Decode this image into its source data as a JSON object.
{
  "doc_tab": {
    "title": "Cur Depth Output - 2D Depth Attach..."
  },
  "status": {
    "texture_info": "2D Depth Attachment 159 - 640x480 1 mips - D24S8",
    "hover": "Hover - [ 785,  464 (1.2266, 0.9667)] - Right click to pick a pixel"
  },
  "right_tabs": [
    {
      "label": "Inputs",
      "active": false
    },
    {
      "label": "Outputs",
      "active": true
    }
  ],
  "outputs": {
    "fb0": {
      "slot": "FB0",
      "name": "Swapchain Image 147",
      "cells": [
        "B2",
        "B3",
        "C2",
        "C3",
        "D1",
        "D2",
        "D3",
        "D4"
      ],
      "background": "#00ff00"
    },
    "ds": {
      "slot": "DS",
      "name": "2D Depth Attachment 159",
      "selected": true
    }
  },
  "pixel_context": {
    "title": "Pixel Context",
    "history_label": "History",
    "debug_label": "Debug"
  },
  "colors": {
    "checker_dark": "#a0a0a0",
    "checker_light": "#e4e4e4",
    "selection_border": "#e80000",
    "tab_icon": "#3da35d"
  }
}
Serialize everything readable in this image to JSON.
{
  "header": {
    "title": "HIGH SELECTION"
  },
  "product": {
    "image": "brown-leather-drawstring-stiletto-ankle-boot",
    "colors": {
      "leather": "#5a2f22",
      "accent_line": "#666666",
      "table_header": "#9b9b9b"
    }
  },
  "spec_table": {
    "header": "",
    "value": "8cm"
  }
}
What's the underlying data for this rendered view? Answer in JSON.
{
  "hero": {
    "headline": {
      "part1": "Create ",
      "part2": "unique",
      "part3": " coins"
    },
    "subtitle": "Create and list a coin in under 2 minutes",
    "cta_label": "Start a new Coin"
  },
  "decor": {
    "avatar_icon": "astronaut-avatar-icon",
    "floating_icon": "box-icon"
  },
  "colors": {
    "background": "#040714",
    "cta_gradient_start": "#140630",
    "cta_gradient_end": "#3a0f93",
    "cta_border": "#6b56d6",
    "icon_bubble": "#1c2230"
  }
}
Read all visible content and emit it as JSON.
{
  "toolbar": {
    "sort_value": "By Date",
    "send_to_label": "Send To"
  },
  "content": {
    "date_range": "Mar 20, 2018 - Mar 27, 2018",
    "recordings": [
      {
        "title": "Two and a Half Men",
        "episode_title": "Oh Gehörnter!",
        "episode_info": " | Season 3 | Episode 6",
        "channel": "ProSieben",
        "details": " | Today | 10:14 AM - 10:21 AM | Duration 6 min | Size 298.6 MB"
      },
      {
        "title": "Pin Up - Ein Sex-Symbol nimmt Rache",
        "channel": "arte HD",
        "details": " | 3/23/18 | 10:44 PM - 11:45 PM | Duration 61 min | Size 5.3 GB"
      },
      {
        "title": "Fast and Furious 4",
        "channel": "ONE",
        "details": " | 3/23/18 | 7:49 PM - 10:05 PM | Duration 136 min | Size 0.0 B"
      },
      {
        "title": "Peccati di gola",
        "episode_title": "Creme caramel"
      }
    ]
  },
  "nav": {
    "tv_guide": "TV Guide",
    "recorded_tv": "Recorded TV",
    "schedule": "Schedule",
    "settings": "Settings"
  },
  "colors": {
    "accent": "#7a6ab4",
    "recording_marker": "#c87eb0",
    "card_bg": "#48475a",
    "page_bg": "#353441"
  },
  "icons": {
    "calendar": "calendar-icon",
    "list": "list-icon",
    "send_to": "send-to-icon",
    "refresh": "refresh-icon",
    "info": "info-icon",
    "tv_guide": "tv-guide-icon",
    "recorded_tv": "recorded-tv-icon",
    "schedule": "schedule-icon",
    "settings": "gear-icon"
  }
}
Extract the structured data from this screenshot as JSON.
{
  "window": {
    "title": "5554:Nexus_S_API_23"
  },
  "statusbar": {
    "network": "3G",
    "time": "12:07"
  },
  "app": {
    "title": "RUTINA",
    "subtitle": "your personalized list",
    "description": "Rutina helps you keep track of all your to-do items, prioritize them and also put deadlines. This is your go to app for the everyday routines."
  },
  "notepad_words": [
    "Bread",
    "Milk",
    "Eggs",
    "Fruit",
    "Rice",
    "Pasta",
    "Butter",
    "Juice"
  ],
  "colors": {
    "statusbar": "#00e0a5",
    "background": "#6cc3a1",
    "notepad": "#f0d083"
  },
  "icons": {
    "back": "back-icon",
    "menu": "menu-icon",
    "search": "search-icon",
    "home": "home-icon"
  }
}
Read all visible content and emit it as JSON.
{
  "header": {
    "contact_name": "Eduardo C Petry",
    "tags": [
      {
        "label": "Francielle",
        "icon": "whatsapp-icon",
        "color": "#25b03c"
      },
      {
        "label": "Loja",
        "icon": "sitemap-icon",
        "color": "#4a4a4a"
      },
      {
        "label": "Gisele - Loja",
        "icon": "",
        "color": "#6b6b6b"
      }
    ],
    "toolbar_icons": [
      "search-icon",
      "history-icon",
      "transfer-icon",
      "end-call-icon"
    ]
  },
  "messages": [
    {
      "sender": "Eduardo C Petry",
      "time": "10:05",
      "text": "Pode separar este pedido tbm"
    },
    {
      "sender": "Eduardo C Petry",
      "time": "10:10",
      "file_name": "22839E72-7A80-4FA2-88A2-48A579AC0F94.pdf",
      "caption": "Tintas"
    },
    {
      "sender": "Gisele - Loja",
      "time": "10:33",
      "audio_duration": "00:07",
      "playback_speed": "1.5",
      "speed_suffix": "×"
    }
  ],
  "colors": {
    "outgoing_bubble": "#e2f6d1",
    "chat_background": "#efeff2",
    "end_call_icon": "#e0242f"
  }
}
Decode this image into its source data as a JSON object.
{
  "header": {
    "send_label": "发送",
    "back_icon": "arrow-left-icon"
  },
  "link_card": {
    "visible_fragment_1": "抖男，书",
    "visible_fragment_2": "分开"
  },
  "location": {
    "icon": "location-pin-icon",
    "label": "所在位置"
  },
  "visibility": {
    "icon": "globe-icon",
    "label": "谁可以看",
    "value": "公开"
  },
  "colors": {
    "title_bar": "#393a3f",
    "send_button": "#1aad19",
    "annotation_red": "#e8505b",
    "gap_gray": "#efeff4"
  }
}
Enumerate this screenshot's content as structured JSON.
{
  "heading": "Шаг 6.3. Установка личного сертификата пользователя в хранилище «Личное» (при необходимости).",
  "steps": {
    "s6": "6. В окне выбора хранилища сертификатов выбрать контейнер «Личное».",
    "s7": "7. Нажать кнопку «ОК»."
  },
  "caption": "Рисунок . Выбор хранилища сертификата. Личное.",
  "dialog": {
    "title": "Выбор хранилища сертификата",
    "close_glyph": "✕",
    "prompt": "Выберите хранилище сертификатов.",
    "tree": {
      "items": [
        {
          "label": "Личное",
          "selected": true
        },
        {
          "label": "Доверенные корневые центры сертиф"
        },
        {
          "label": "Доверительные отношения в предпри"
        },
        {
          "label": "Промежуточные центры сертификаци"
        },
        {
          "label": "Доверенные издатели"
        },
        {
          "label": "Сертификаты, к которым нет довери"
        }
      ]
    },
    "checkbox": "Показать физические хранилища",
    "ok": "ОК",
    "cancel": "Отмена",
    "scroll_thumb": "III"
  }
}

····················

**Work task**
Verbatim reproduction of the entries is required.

**Written response**
Decode this image into its source data as a JSON object.
{
  "doc_tab": {
    "title": "Cur Depth Output - 2D Depth Attach..."
  },
  "status": {
    "texture_info": "2D Depth Attachment 159 - 640x480 1 mips - D24S8",
    "hover": "Hover - [ 785,  464 (1.2266, 0.9667)] - Right click to pick a pixel"
  },
  "right_tabs": [
    {
      "label": "Inputs",
      "active": false
    },
    {
      "label": "Outputs",
      "active": true
    }
  ],
  "outputs": {
    "fb0": {
      "slot": "FB0",
      "name": "Swapchain Image 147",
      "cells": [
        "B2",
        "B3",
        "C2",
        "C3",
        "D1",
        "D2",
        "D3",
        "D4"
      ],
      "background": "#00ff00"
    },
    "ds": {
      "slot": "DS",
      "name": "2D Depth Attachment 159",
      "selected": true
    }
  },
  "pixel_context": {
    "title": "Pixel Context",
    "history_label": "History",
    "debug_label": "Debug"
  },
  "colors": {
    "checker_dark": "#a0a0a0",
    "checker_light": "#e4e4e4",
    "selection_border": "#e80000",
    "tab_icon": "#3da35d"
  }
}
Serialize everything readable in this image to JSON.
{
  "header": {
    "title": "HIGH SELECTION"
  },
  "product": {
    "image": "brown-leather-drawstring-stiletto-ankle-boot",
    "colors": {
      "leather": "#5a2f22",
      "accent_line": "#666666",
      "table_header": "#9b9b9b"
    }
  },
  "spec_table": {
    "header": "",
    "value": "8cm"
  }
}
What's the underlying data for this rendered view? Answer in JSON.
{
  "hero": {
    "headline": {
      "part1": "Create ",
      "part2": "unique",
      "part3": " coins"
    },
    "subtitle": "Create and list a coin in under 2 minutes",
    "cta_label": "Start a new Coin"
  },
  "decor": {
    "avatar_icon": "astronaut-avatar-icon",
    "floating_icon": "box-icon"
  },
  "colors": {
    "background": "#040714",
    "cta_gradient_start": "#140630",
    "cta_gradient_end": "#3a0f93",
    "cta_border": "#6b56d6",
    "icon_bubble": "#1c2230"
  }
}
Read all visible content and emit it as JSON.
{
  "toolbar": {
    "sort_value": "By Date",
    "send_to_label": "Send To"
  },
  "content": {
    "date_range": "Mar 20, 2018 - Mar 27, 2018",
    "recordings": [
      {
        "title": "Two and a Half Men",
        "episode_title": "Oh Gehörnter!",
        "episode_info": " | Season 3 | Episode 6",
        "channel": "ProSieben",
        "details": " | Today | 10:14 AM - 10:21 AM | Duration 6 min | Size 298.6 MB"
      },
      {
        "title": "Pin Up - Ein Sex-Symbol nimmt Rache",
        "channel": "arte HD",
        "details": " | 3/23/18 | 10:44 PM - 11:45 PM | Duration 61 min | Size 5.3 GB"
      },
      {
        "title": "Fast and Furious 4",
        "channel": "ONE",
        "details": " | 3/23/18 | 7:49 PM - 10:05 PM | Duration 136 min | Size 0.0 B"
      },
      {
        "title": "Peccati di gola",
        "episode_title": "Creme caramel"
      }
    ]
  },
  "nav": {
    "tv_guide": "TV Guide",
    "recorded_tv": "Recorded TV",
    "schedule": "Schedule",
    "settings": "Settings"
  },
  "colors": {
    "accent": "#7a6ab4",
    "recording_marker": "#c87eb0",
    "card_bg": "#48475a",
    "page_bg": "#353441"
  },
  "icons": {
    "calendar": "calendar-icon",
    "list": "list-icon",
    "send_to": "send-to-icon",
    "refresh": "refresh-icon",
    "info": "info-icon",
    "tv_guide": "tv-guide-icon",
    "recorded_tv": "recorded-tv-icon",
    "schedule": "schedule-icon",
    "settings": "gear-icon"
  }
}
Extract the structured data from this screenshot as JSON.
{
  "window": {
    "title": "5554:Nexus_S_API_23"
  },
  "statusbar": {
    "network": "3G",
    "time": "12:07"
  },
  "app": {
    "title": "RUTINA",
    "subtitle": "your personalized list",
    "description": "Rutina helps you keep track of all your to-do items, prioritize them and also put deadlines. This is your go to app for the everyday routines."
  },
  "notepad_words": [
    "Bread",
    "Milk",
    "Eggs",
    "Fruit",
    "Rice",
    "Pasta",
    "Butter",
    "Juice"
  ],
  "colors": {
    "statusbar": "#00e0a5",
    "background": "#6cc3a1",
    "notepad": "#f0d083"
  },
  "icons": {
    "back": "back-icon",
    "menu": "menu-icon",
    "search": "search-icon",
    "home": "home-icon"
  }
}
Read all visible content and emit it as JSON.
{
  "header": {
    "contact_name": "Eduardo C Petry",
    "tags": [
      {
        "label": "Francielle",
        "icon": "whatsapp-icon",
        "color": "#25b03c"
      },
      {
        "label": "Loja",
        "icon": "sitemap-icon",
        "color": "#4a4a4a"
      },
      {
        "label": "Gisele - Loja",
        "icon": "",
        "color": "#6b6b6b"
      }
    ],
    "toolbar_icons": [
      "search-icon",
      "history-icon",
      "transfer-icon",
      "end-call-icon"
    ]
  },
  "messages": [
    {
      "sender": "Eduardo C Petry",
      "time": "10:05",
      "text": "Pode separar este pedido tbm"
    },
    {
      "sender": "Eduardo C Petry",
      "time": "10:10",
      "file_name": "22839E72-7A80-4FA2-88A2-48A579AC0F94.pdf",
      "caption": "Tintas"
    },
    {
      "sender": "Gisele - Loja",
      "time": "10:33",
      "audio_duration": "00:07",
      "playback_speed": "1.5",
      "speed_suffix": "×"
    }
  ],
  "colors": {
    "outgoing_bubble": "#e2f6d1",
    "chat_background": "#efeff2",
    "end_call_icon": "#e0242f"
  }
}
Decode this image into its source data as a JSON object.
{
  "header": {
    "send_label": "发送",
    "back_icon": "arrow-left-icon"
  },
  "link_card": {
    "visible_fragment_1": "抖男，书",
    "visible_fragment_2": "分开"
  },
  "location": {
    "icon": "location-pin-icon",
    "label": "所在位置"
  },
  "visibility": {
    "icon": "globe-icon",
    "label": "谁可以看",
    "value": "公开"
  },
  "colors": {
    "title_bar": "#393a3f",
    "send_button": "#1aad19",
    "annotation_red": "#e8505b",
    "gap_gray": "#efeff4"
  }
}
Enumerate this screenshot's content as structured JSON.
{
  "heading": "Шаг 6.3. Установка личного сертификата пользователя в хранилище «Личное» (при необходимости).",
  "steps": {
    "s6": "6. В окне выбора хранилища сертификатов выбрать контейнер «Личное».",
    "s7": "7. Нажать кнопку «ОК»."
  },
  "caption": "Рисунок . Выбор хранилища сертификата. Личное.",
  "dialog": {
    "title": "Выбор хранилища сертификата",
    "close_glyph": "✕",
    "prompt": "Выберите хранилище сертификатов.",
    "tree": {
      "items": [
        {
          "label": "Личное",
          "selected": true
        },
        {
          "label": "Доверенные корневые центры сертиф"
        },
        {
          "label": "Доверительные отношения в предпри"
        },
        {
          "label": "Промежуточные центры сертификаци"
        },
        {
          "label": "Доверенные издатели"
        },
        {
          "label": "Сертификаты, к которым нет довери"
        }
      ]
    },
    "checkbox": "Показать физические хранилища",
    "ok": "ОК",
    "cancel": "Отмена",
    "scroll_thumb": "III"
  }
}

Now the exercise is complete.